[Items from an interface collection]
========================================================================
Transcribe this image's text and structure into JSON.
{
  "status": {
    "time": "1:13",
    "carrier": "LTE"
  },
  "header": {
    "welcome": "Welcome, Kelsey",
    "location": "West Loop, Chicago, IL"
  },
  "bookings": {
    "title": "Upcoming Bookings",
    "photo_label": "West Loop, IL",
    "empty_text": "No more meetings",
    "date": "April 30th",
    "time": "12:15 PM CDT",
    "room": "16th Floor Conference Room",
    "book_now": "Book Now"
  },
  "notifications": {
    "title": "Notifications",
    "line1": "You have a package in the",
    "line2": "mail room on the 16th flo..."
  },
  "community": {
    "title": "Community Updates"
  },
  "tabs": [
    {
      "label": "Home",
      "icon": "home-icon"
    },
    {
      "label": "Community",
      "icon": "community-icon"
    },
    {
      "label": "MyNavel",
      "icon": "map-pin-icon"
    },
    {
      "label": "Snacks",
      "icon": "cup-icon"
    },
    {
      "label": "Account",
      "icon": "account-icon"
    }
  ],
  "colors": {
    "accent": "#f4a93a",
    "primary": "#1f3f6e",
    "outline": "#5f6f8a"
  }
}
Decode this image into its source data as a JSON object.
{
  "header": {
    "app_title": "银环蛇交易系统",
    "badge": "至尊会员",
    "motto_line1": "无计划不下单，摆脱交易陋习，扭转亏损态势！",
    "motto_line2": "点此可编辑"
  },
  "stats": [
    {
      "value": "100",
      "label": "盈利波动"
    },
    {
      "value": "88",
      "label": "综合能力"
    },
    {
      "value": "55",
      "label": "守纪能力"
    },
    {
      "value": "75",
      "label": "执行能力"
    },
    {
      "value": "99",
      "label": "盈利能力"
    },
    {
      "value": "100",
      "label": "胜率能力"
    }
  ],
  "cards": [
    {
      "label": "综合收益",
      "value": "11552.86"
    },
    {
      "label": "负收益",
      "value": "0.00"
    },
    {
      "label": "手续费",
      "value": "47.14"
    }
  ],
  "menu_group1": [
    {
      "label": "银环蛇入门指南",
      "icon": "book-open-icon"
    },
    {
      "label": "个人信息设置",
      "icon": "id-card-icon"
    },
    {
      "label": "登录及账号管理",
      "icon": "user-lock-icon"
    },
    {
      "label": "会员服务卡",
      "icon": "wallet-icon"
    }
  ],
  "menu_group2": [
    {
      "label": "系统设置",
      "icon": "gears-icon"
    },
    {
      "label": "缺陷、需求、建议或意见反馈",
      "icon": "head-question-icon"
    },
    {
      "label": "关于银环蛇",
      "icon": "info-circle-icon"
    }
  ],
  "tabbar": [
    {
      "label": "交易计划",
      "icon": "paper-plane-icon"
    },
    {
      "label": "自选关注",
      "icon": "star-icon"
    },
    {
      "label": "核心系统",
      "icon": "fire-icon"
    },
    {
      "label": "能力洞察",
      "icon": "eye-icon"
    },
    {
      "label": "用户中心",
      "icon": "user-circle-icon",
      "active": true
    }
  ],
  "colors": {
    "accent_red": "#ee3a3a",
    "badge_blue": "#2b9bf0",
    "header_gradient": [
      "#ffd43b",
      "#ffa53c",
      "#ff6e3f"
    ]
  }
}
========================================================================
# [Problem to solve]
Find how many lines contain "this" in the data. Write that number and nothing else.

# [Answer space]
2